I echo Alex’s sentiment, both in sentiment (three months is a lot of ground to cover) and medium (games!). But I’ll use the tabletop variety to describe my summer, as the season is loaded with the biggest conventions on the continent. (I could go the video game route — the Dragon Age: Inquisition DLC kept me enthralled when Arkham Knight so deeply disappointed me — but where’s the fun in repetition?)

CLR1pMrWwAAN7jmSummer is the season of Gen Con, where I split my time running role-playing games and teaching the beautiful and enjoyable games from Asmadi. The more I taught Mottainai, for example, the more fascinating strategies I saw unfold. Gen Con is also where I got to inflict the Stone Thief upon a bevy of awesome 13th Age players, playtest a new Trickster deck from Daniel Solis, demo Spyfall with PK Sullivan at a bar while Spaceballs played in the background, and co-GM a session of the Firefly RPG with the amazingly talented James D’Amato of the One Shot podcast. At the same time, I got hooked on the Midgard campaign setting and got all fanboy at the new offerings teased by Pelgrane (The Fall of Delta Green) and Evil Hat (Fate of Cthulhu). It was a helluva summer, and I still haven’t caught up on sleep.

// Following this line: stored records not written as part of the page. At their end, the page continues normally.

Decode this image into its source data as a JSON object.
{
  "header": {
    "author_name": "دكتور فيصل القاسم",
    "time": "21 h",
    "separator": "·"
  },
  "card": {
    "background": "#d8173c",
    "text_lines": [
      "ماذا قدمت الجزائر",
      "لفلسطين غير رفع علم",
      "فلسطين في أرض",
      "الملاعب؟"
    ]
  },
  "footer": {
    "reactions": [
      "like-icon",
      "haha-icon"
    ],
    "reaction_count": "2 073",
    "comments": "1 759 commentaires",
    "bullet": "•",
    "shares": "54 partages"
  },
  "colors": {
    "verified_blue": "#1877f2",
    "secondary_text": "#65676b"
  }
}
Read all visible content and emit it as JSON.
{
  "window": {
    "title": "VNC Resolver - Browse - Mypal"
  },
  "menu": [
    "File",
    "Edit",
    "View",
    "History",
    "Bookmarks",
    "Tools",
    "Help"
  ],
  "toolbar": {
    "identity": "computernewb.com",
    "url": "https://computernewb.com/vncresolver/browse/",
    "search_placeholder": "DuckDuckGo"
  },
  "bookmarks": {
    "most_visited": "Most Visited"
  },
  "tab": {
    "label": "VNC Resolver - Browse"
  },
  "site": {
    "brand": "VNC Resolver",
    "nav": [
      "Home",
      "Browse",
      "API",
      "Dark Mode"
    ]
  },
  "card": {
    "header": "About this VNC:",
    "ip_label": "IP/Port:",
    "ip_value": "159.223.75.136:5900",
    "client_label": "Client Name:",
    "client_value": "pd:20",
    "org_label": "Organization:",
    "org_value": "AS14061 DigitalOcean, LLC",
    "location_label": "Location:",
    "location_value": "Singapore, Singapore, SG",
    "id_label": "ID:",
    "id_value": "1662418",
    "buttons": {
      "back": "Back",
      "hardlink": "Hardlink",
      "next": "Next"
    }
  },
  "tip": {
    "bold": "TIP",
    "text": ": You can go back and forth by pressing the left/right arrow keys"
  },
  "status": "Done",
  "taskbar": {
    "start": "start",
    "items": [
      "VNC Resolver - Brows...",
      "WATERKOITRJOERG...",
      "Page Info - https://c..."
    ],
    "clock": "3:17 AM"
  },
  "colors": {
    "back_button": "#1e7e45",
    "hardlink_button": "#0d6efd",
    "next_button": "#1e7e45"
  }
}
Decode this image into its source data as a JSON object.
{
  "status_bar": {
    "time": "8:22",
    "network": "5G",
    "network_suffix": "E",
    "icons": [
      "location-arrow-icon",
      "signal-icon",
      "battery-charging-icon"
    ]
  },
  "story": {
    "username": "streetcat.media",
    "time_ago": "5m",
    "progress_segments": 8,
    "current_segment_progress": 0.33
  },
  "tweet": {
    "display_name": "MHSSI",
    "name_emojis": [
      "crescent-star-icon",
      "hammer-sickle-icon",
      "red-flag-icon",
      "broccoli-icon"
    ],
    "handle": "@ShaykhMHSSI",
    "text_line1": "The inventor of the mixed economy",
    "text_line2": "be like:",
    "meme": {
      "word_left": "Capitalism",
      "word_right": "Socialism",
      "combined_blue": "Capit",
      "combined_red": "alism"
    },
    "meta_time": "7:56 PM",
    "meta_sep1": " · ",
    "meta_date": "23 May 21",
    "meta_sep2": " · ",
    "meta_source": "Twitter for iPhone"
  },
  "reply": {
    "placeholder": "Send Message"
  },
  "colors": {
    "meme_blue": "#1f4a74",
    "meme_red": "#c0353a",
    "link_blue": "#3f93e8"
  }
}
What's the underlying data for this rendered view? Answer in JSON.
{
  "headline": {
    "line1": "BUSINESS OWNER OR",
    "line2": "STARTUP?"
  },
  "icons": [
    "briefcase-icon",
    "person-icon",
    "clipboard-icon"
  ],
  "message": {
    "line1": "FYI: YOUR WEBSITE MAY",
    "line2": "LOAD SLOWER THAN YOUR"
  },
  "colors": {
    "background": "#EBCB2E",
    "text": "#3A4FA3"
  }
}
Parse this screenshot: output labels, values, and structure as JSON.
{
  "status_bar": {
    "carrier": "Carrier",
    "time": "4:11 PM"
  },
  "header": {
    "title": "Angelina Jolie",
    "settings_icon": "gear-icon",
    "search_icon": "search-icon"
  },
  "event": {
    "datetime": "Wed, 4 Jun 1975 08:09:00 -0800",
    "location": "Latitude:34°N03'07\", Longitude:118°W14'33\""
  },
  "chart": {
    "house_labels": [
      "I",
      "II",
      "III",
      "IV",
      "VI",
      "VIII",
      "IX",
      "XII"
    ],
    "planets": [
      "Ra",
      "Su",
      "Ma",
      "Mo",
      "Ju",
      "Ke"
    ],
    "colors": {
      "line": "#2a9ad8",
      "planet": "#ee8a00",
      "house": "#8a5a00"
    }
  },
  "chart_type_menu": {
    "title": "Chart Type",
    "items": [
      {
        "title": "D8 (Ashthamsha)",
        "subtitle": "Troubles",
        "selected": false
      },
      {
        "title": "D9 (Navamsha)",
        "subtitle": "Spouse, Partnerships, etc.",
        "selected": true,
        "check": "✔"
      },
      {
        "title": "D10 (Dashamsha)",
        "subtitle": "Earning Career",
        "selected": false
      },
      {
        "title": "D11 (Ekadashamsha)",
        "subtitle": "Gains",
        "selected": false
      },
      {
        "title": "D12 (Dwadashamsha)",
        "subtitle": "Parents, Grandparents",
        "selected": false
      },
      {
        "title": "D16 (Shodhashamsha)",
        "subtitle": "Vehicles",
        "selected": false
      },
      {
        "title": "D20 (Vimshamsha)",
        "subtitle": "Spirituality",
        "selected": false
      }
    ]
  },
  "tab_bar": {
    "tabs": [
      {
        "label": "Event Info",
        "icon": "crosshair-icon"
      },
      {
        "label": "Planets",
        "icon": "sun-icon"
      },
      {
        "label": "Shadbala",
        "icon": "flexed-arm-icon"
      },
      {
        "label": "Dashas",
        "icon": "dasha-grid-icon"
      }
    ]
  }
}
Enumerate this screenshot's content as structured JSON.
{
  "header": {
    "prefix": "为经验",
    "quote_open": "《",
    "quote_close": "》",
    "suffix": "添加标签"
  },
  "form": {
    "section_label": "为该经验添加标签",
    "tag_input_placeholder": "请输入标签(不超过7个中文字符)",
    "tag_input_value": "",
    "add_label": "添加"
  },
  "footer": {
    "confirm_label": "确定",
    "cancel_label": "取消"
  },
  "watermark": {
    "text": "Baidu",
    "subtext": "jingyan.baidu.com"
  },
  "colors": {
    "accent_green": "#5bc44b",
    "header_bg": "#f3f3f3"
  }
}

I moved and lost my Internet connection because I felt it was more important to pay off my credit card debt. Which I’m doing, so yay me.

One day, I borrowed a book from my boss at work – The Martian by Andy Weir. He recommended it, and said I would complete it in short fashion. I held onto it for a few days, mostly because I was reading other things. One night, I picked it up around 9:30, thinking I would read a few chapters before bedtime and that would be that.

At 4:00 am, I finished the book. So, yeah, it’s pretty good.

There’s a movie version coming out this fall starring Matt Damon, directed by Ridley Scott. I’m sure that will be awesome too. However, if you haven’t already read the book (it’s been out for a while), go read this book. Just be careful about when you start reading it.

Image of The Martian poster

Mr. Rostan at the Movies: The Power to Believe

Andrew Rostan was a film student before he realized that making comics was his horrible destiny, and he’s never shaken his love of cinema. Every two weeks, he’ll opine on current pictures or important movies from the past.

Buckley and Vidal

Two of the finest documentaries released this year concern themselves with the power to believe, which is crucial to human existence. We believe in things instilled in us after being passed down through generations, and these things, be they faiths or ideologies, help us integrate into society. We also believe in ourselves, which on the one hand is vital to our well-being; self-confidence and finding a worldview that help us deal with existence are important. But it also can be dangerous to if we elevate our ideas too highly, for sometimes they have the power to infect society.

[Read more…]